START Provided data
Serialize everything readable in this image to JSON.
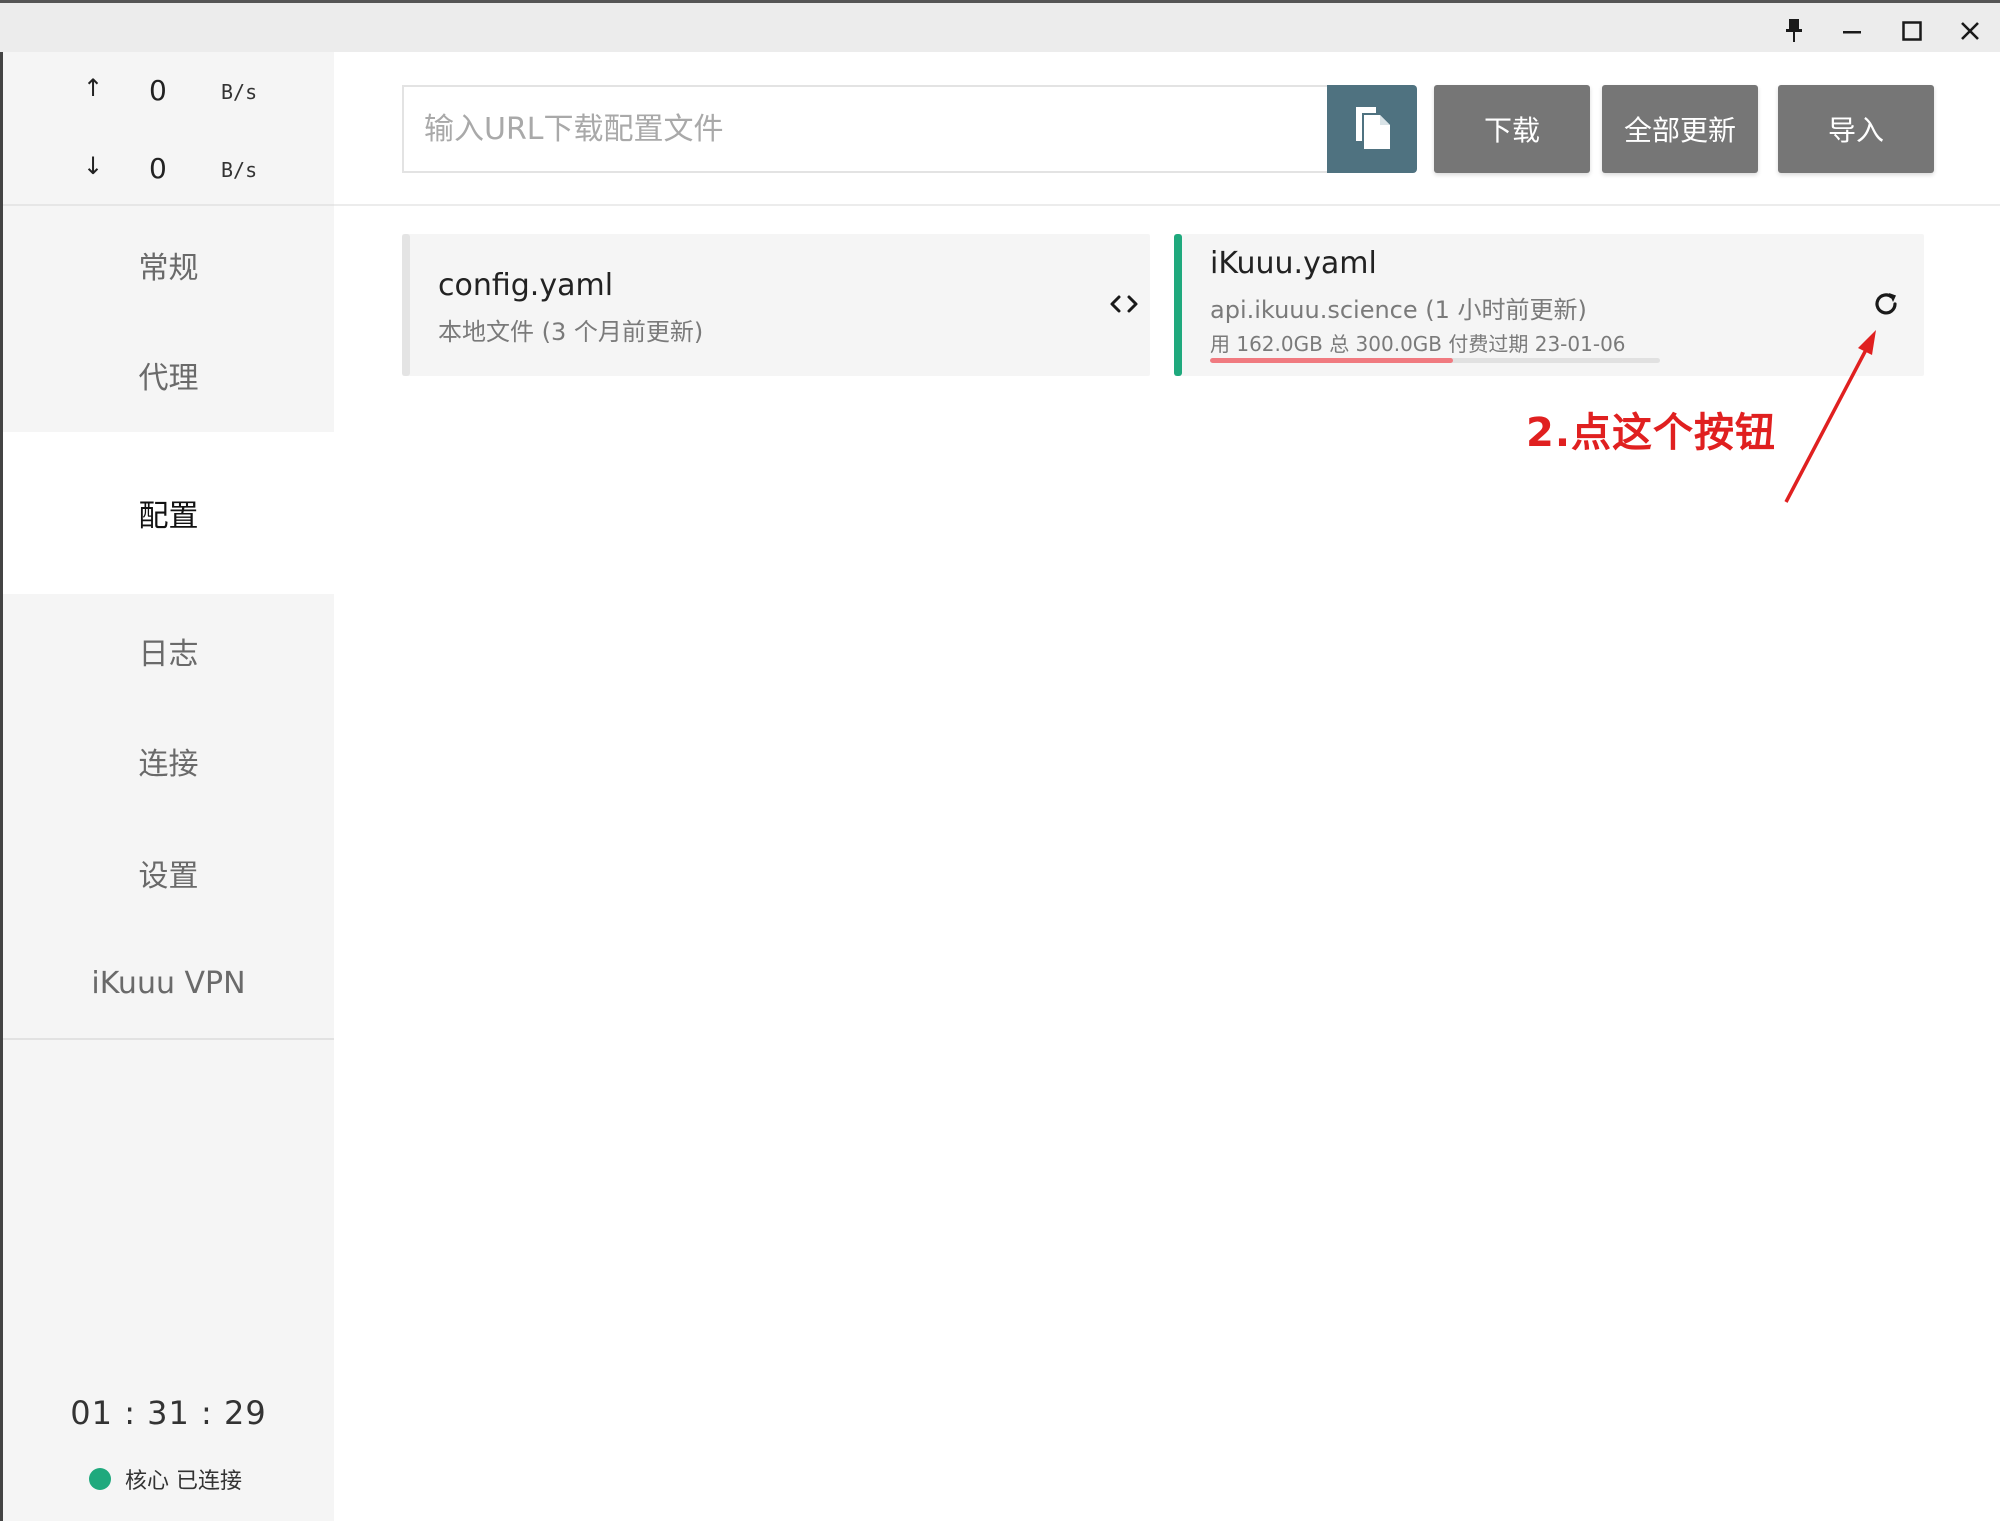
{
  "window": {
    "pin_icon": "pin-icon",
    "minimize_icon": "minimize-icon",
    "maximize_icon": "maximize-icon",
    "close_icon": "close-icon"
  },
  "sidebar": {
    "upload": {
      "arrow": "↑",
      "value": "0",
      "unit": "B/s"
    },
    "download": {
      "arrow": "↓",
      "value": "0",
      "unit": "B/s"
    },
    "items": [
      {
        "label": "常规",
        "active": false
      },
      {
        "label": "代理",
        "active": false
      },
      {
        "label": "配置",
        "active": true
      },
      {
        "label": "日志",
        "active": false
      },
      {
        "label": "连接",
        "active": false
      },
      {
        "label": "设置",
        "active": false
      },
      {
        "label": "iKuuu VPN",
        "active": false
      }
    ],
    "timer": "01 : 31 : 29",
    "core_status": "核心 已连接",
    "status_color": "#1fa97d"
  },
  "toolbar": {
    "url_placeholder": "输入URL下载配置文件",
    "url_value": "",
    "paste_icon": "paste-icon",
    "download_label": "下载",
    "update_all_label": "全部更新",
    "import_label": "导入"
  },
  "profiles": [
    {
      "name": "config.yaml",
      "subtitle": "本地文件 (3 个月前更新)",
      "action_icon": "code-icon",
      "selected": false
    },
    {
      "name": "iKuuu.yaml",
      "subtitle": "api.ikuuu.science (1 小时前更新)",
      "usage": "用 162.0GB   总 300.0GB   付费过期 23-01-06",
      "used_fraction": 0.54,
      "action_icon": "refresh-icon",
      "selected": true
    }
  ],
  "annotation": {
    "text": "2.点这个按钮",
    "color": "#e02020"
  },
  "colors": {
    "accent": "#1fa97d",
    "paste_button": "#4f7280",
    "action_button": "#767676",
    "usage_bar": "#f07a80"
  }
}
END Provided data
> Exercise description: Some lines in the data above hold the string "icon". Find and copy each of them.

> Exercise solution:
    "pin_icon": "pin-icon",
    "minimize_icon": "minimize-icon",
    "maximize_icon": "maximize-icon",
    "close_icon": "close-icon"
    "paste_icon": "paste-icon",
      "action_icon": "code-icon",
      "action_icon": "refresh-icon",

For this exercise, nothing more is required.